Is this the only unaltered cover published in Italy, directly from the film/photostat, that is different from the original US one? Not at all! Stay tuned ;)

Dario Bressanini

Thursday, January 23, 2014

Restoring comics 101 - Adjusting colors (1)

It is time to address the colors of the scanned picture. This is mandatory for all old comics, often having faded colors and yellowed or browned paper. The ultimate goal would be to restore the art to the state it was a minute after it was printed. It is impossible to do this for many old comics, for reasons that we will explain, but we can do a pretty good job. Let’s see how.

There are many “philosophies” when it comes to retouch colors on old comics, and various “recipes”, from very simple and automatic to very involved and complicated. With time you learn to judge what is the best for your situation, depending on the goal you want to achieve.

Before continuing: it is always a good idea, instead of permanently modifying the pixels of our image, to use nondestructive modifications. In Photoshop this means using adjustment layers, so that if you change your mind you can always go back. In the following, for simplicity, I will work directly on the pixels. If you do so remember to save the unmodified picture and work on a copy.

Automatic quick&dirty

If the comic is not very old and it is not dirty or damaged the simplest thing to do (but by no means the best) is to use some automatic command from your favorite photo editing software.

In PS CS5 using Image>Auto Tone

Or Image>Auto Color

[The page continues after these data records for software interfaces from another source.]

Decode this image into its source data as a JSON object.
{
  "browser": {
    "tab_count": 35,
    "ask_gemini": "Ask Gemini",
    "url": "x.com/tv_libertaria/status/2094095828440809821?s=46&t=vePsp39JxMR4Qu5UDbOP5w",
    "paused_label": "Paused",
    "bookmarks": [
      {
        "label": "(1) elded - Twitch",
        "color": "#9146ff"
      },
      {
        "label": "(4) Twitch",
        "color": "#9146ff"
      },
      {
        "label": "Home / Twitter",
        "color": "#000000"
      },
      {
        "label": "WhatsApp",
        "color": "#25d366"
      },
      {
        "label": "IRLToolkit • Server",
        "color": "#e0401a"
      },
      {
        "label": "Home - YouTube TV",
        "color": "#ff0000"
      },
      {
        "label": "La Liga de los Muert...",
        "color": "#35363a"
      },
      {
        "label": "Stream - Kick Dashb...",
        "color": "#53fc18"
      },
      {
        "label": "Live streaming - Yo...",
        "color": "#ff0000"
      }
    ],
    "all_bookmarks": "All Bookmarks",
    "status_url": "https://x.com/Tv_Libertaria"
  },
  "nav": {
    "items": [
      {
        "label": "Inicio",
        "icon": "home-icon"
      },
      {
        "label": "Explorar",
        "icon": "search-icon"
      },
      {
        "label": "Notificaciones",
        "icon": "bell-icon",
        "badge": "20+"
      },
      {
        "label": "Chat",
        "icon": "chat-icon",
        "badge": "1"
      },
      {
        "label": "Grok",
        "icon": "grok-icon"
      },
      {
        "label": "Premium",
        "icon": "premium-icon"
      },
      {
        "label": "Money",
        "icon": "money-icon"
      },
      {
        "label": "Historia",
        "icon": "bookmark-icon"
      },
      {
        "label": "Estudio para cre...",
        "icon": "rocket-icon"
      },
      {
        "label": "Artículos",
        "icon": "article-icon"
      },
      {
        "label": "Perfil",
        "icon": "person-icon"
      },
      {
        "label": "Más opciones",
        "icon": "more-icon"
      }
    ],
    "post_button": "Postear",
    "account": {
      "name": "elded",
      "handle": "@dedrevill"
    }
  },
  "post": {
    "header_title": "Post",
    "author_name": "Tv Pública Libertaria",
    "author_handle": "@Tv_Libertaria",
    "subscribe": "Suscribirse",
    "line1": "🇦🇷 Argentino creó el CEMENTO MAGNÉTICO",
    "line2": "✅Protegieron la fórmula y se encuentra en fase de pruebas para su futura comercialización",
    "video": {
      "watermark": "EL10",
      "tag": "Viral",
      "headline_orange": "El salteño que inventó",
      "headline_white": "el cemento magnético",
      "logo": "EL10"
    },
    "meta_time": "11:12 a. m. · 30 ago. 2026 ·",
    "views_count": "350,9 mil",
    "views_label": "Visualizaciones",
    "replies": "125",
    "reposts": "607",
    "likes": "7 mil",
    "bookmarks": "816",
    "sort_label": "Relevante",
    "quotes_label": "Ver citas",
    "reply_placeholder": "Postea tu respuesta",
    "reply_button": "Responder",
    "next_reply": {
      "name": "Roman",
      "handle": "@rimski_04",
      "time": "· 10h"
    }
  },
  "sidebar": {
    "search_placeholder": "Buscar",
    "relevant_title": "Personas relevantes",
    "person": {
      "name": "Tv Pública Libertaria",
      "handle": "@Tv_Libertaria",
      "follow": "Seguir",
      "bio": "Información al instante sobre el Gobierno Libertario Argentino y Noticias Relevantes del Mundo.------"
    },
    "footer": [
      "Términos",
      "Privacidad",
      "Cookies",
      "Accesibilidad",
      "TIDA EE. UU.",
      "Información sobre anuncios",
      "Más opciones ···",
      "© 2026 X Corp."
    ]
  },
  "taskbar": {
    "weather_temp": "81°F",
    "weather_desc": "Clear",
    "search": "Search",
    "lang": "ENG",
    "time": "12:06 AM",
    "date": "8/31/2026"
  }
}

The other Auto command, Image>Auto Contrast, is not useful in this case since it will increase the contrast equally in all color channels (Red, Green and Blue) in the same way so that the colors will not be modified.

However, for serious work with old comics there are better way to keep the color adjustment under control.

Adjusting levels “by eye”

In Photoshop open the Levels command (Control-L or Image>Adjustments>Levels)

Note that both the black and the white of this panel are rather dark gray and light gray. In fact look at the histogram (the RGB channel): the luminosity levels go to zero well before going to the true black (0, to the far left of the histogram), or to the true white (255, to the far right of the histogram)

By the way: if you click the Options… button a new panel will appear showing the Auto commands we used above

Quick for the web

If we want to clean an image to be used on the web we usually want white to be pure white, (255,255,255) in RGB lingo, and black to be pure black (0,0,0)

For a quick fix you can use the black and white eyedroppers

Start with the black: grab the black eyedropper

and click in a place you believe should be pure black. You can click in different places until you are satisfied.

Now the black is “really black”. Repeat the procedure with the white eyedropper tool

and here the quick result

Remember that while you are inside the Levels command, by pressing the Alt key the Reset button will appear, and you can go back to your original image inside the Levels command and restart working from there.

Here is the final result

While adjusting the white it is tempting to use it to “whiten” dirty spots on the yellowed paper. Beware that by exaggerating you can end up with crappy colors like this

Even worse, if you work with old comics with very yellowed pages like this

you will end up with completely off colors

How to avoid this? next time :)

Dario Bressanini